The French writer Octave Mirbeau remarked that the ‘real Holland, the land of water and sky… the pearl grey realm’. The German painter Max Liebermann wrote that ‘the mists that rise from the water and shroud the world in a translucent veil give that country its extraordinarily picturesque quality … everything is bathed in light and air.’

The Goncourt brothers described Holland in their famous journal as ‘a country lying at anchor’, where light shimmers as if it were filtered through ‘a carafe of salt water’, and in the sky, the constant presence of ‘Ruisdael’s swollen, leaden clouds’.

The French philosopher Hypolite Taine had this to say: ‘Holland’s flat horizons have little to offer. The air is always hazy, which makes all the contours blurred and indistinct. It’s the small touches that matter most. A cow grazing in the landscape is simply tones among other tones. What we notice are the nuances, the contrasts, the values and tonality of the colours. The shades of brightness and the gradations of colour are astonishing… a delight to the eye.’ Descriptions of this kind, contradictory as they were, gave birth to the myth that Dutch light was special.

Professor of art history at the University of Amsterdam, one of the initiators of the Rembrandt Research Project, and a connoisseur of 17th-century painting. Van der Wetering is the voice of dissent when it comes to the significance of Dutch light in 17th-century painting. He doubts that it was a factor at all and says there were as many kinds of light as there were ways of painting. It was not a question of light, he adds, but of a painter’s methods and style.

People believe in the myth and see what they want to see. No one remarks if the light is dull or uninteresting. Van der Wetering agrees that Dutch painters like Vermeer, Koninck, Rembrandt and Fabritius were outstanding masters and superb painters of light, but to say that they painted ‘Dutch’ light is going too far. ‘They were Dutch painters painting the effects of light – and it might not be wrong to say that they learned more from one another than from observing the world around them.’

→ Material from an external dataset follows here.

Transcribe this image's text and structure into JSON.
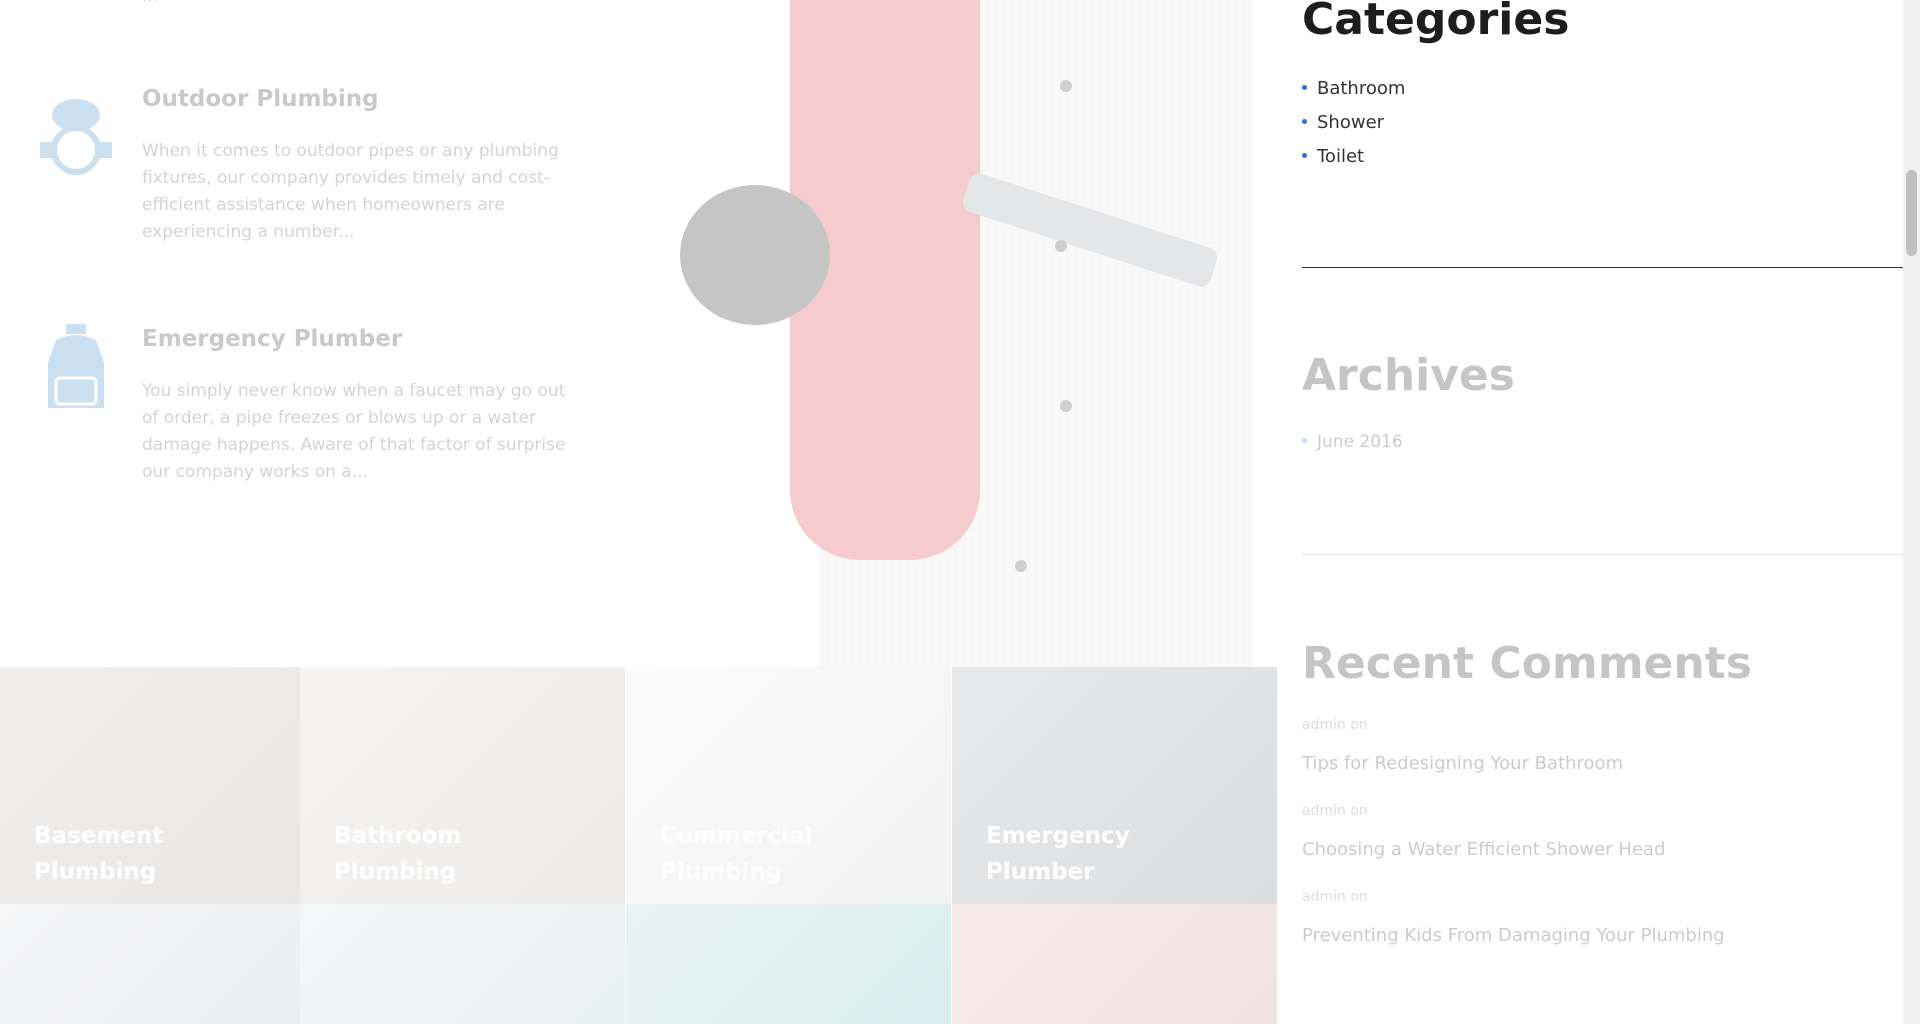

Only the genius of famous XVII Dutch artists created the Dutch light phenomenon. The light depicted in their paintings still amazes and inspires many of the world’s artists and spectators, their works are on display in the world’s most important museums, making the Netherlands and its cultural traditions famous.

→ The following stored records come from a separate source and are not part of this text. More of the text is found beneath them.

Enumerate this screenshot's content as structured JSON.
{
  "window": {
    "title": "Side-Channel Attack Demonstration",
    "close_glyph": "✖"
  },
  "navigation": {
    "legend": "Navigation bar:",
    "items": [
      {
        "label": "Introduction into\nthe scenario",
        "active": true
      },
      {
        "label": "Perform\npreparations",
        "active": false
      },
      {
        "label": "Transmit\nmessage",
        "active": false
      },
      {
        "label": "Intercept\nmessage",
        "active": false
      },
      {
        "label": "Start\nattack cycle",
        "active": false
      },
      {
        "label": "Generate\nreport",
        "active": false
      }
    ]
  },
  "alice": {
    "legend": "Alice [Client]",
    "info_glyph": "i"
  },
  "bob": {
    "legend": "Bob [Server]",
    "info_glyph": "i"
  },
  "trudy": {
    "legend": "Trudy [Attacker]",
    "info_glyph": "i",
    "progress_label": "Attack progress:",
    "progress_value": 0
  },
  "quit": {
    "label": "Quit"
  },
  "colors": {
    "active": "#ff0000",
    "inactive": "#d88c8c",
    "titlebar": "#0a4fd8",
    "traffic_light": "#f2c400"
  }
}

  1. Prak, Maarten, Gouden Eeuw. Het raadsel van de Republiek (Amsterdam 2012)
  2. Giltaij, Jeroen, Het grote Gouden Eeuwe boek (Zwolle 2013)
  3. Hollands licht. Maarten de Kroon.Gerrit Willems. Dutch Light films 2010









: 2022-01-26